As a society, I hope we can find ways to be tourists in environmentally responsible ways.  I read about urban green tourism in a paper written by Marion Joppe of Ryerson Polytechnic University and Rachel Dodds from the Green Tourism Association.  They are based in Toronto, Canada.
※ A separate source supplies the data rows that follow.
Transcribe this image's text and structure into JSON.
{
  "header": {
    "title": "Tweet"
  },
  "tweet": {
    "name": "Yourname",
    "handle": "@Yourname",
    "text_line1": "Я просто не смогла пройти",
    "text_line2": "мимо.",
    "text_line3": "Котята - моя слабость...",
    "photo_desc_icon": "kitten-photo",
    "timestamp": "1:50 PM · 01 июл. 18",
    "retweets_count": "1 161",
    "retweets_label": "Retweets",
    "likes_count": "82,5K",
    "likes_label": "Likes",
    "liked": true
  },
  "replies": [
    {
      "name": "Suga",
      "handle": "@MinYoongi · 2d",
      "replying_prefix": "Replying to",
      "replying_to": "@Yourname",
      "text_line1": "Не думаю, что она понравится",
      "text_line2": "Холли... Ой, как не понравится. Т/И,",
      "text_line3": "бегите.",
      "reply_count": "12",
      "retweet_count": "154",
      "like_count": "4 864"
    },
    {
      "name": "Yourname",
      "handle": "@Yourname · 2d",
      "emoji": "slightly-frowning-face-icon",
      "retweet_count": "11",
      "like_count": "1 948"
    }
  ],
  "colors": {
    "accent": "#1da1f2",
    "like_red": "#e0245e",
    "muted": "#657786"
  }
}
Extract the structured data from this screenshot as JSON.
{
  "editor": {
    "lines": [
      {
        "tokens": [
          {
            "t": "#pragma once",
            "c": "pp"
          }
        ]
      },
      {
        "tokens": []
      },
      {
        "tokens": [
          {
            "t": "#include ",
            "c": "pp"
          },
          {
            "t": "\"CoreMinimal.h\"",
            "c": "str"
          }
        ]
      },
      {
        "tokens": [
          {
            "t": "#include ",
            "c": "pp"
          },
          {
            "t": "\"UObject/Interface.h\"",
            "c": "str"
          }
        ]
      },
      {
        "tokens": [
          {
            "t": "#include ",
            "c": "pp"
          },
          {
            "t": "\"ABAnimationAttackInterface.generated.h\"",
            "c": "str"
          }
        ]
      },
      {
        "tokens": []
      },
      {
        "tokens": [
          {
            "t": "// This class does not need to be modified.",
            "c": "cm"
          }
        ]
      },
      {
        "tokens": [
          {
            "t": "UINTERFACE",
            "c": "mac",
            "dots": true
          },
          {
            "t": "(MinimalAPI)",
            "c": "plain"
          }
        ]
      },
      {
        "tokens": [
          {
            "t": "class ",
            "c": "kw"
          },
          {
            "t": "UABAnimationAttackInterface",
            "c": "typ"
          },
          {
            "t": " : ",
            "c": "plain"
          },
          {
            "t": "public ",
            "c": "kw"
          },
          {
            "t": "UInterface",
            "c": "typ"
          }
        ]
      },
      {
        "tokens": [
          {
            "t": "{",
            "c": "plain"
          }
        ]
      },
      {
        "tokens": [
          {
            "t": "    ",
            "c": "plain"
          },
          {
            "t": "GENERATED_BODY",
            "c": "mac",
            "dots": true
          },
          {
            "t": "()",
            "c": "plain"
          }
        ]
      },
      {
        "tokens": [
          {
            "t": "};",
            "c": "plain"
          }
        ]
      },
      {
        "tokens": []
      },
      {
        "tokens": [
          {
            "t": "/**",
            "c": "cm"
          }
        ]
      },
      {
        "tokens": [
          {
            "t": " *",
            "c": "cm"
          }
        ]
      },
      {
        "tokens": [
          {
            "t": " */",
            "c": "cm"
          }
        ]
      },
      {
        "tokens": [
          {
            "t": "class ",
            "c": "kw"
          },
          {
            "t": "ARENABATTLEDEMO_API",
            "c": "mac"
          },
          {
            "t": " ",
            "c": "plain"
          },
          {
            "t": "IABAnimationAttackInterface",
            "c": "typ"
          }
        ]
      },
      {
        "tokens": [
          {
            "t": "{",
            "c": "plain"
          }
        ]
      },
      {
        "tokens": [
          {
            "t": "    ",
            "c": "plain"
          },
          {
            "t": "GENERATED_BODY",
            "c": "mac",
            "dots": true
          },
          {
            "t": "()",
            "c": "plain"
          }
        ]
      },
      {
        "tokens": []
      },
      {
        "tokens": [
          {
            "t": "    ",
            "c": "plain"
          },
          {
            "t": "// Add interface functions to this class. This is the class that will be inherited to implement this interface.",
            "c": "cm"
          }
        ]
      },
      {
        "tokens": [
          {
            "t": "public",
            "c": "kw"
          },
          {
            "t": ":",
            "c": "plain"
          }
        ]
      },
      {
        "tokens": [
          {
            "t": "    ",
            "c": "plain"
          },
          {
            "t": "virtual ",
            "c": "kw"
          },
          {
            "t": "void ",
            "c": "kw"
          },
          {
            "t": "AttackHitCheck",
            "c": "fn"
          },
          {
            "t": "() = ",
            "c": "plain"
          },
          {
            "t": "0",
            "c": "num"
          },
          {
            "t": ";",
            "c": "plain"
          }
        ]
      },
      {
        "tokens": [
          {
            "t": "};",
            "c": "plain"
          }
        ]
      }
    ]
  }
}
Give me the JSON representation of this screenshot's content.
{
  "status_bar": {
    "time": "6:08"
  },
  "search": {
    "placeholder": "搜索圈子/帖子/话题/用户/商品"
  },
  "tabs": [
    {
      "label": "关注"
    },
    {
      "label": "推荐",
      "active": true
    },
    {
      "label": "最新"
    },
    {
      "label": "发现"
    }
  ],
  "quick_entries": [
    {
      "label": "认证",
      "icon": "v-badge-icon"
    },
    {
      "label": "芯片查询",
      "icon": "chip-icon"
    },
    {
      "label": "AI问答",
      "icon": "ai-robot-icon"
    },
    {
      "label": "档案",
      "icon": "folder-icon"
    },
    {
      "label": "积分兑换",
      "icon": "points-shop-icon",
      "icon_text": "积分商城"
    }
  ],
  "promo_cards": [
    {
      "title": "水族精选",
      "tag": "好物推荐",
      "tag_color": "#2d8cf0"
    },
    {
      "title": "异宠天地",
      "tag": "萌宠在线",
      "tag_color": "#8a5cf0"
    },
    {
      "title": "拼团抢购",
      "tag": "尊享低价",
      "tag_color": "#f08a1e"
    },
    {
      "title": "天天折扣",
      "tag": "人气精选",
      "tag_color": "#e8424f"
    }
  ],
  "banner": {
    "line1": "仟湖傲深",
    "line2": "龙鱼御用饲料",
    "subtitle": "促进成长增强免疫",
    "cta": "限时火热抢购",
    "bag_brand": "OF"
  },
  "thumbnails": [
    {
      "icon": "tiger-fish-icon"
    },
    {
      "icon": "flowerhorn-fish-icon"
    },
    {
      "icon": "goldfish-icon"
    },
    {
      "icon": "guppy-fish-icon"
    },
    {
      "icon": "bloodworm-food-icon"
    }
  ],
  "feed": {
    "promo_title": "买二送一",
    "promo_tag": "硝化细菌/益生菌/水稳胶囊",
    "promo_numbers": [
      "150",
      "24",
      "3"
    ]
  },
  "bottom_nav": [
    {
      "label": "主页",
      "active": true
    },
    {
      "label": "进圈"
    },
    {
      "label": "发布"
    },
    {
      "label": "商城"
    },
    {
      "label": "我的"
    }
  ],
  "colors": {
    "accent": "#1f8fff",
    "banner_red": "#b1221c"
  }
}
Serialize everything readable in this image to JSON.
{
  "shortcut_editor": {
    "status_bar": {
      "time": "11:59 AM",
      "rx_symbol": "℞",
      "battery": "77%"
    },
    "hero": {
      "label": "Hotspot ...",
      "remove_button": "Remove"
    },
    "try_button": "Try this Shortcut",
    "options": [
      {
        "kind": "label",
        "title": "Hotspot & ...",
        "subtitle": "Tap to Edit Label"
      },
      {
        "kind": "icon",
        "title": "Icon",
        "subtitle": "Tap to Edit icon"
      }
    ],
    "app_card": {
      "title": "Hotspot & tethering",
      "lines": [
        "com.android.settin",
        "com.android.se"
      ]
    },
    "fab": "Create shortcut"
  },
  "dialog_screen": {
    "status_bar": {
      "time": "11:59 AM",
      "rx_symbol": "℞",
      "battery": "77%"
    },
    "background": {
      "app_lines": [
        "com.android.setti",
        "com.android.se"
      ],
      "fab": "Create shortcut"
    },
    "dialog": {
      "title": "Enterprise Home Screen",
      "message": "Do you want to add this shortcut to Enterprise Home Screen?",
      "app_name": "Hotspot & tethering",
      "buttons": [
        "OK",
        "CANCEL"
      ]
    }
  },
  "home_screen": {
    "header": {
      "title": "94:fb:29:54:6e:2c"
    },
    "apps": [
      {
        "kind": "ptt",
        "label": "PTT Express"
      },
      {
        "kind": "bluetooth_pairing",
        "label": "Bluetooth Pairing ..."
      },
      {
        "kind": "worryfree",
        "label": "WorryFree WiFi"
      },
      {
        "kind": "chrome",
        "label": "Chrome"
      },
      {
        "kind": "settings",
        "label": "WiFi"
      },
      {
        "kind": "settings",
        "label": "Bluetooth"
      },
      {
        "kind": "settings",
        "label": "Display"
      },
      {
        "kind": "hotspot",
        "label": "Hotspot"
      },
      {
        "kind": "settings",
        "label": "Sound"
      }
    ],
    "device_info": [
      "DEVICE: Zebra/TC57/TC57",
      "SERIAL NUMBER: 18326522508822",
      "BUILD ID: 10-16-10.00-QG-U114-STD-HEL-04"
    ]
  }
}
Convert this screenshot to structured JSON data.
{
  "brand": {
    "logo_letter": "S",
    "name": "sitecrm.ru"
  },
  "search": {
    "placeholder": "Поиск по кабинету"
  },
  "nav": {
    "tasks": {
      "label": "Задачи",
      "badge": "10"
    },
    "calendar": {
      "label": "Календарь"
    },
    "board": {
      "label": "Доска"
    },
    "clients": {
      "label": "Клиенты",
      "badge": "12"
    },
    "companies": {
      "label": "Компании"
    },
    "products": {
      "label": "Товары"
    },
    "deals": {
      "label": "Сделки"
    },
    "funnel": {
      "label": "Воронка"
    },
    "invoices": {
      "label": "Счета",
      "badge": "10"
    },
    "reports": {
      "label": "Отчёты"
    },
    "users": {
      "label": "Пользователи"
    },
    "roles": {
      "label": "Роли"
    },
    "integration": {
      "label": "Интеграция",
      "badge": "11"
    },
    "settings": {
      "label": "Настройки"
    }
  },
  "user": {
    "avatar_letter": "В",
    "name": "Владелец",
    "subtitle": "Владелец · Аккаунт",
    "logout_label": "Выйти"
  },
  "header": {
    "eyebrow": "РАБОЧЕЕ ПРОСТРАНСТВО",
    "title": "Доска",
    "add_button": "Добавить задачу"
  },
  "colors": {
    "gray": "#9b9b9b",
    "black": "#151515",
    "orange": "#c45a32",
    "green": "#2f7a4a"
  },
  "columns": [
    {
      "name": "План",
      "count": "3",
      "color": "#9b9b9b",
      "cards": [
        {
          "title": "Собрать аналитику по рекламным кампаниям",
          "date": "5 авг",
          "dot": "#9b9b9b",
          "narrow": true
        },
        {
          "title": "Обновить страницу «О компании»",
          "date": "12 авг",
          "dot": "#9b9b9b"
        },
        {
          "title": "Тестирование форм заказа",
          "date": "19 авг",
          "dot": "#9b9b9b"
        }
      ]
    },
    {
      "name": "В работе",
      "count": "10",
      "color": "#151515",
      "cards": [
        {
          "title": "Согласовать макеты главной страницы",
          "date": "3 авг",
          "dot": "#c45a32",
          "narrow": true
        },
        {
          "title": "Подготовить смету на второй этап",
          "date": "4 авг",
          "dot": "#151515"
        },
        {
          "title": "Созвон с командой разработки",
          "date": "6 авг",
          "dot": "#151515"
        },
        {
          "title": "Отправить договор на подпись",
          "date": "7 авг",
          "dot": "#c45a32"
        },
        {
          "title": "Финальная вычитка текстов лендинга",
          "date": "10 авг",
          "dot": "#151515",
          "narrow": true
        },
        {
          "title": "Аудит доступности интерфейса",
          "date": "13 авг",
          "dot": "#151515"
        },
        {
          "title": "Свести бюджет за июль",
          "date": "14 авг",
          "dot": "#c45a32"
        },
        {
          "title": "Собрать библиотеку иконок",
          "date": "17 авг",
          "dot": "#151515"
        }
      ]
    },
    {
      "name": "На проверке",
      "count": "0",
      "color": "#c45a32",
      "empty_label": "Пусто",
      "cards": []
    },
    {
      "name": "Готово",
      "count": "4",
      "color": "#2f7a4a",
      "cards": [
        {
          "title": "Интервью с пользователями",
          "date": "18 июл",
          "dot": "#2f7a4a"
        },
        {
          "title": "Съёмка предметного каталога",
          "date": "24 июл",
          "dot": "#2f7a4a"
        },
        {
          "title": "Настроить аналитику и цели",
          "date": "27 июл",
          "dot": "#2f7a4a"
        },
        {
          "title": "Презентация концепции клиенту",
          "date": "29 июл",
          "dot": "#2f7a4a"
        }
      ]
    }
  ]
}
The paper, which is about 20 years old, is called “Urban Green Tourism: Applying ecotourism principles to the city,” and they define urban green tourism as, quoted directly below:

Urban green tourism, as defined by the members of the association, is composed of four attributes: Environmental responsibility – protecting, conserving, and/or enhancing nature and the physical environment to ensure the long-term health of the life-sustaining ecosystem; Local economic vitality – Supporting local economies, businesses and communities to ensure economic vitality and sustainability; Cultural sensitivity – Respecting and appreciating cultures and cultural diversity so as to ensure the continued well-being of local or host cultures; and Experiential richness – Providing enriching and satisfying experiences through active, personal and meaningful participation in, and involvement with, nature, people, places and/or cultures.

From my own layperson point of view, I think urban green tourism goes well with the 15-minute city concept.  Cleveland can seek its 15-minutes of fame by touting its own potential as a 15-minute city.  I wholeheartedly support the idea of making cities accessible by more modes of travel and creating neighborhoods where residents can find all they need within a 15-minute commute.  As tourists, the choices we make in travel destinations depend on a lot, but from my perspective, this is an exciting trend.  I hope cities can adapt, and I hope they allow for tourism in the planning.  I think it would mean more opportunities – including more access to recreational features – for everyone.


A Note About Auburn, New York

According to Google Maps, Auburn, New York is about a 5-hour car ride from Cleveland, Ohio.  It is part of the Finger Lake region of New York.


Works Cited

“Cleveland takes big steps toward Mayor Bibb’s vision for a 15-minute city.” City of Cleveland. 17 July, 2023. https://mayor.clevelandohio.gov/cleveland-takes-big-steps-toward-mayor-bibbs-vision-15-minute-city#:~:text=Monday%2C%20July%2017%2C%202023%20%E2%80%94,bike%20ride%2C%20or%20transit%20trip.

Funk, Kyle and Julia Glickman. “Exploring the 15-minute City Concept and Its Potential for Communities of All Sizes.” National League of Cities, 2023,  https://www.nlc.org/article/2023/06/13/exploring-the-15-minute-city-concept-and-its-potential-for-communities-of-all-sizes/

Joppe, Marion, and Rachel Dodds, “Urban Green Tourism: Applying ecotourism principles to the city.” Travel and Tourism Research Association – Canada Chapter, Toronto, 4-6, Oct. 1998, pp. 33-39. Chicago State University, https://www.csu.edu/cerc/researchreports/documents/UrbanGreenTourism1998.pdf

“William Henry Seward.” Seward House Museum, 2023, https://sewardhouse.org/history/william-henry-seward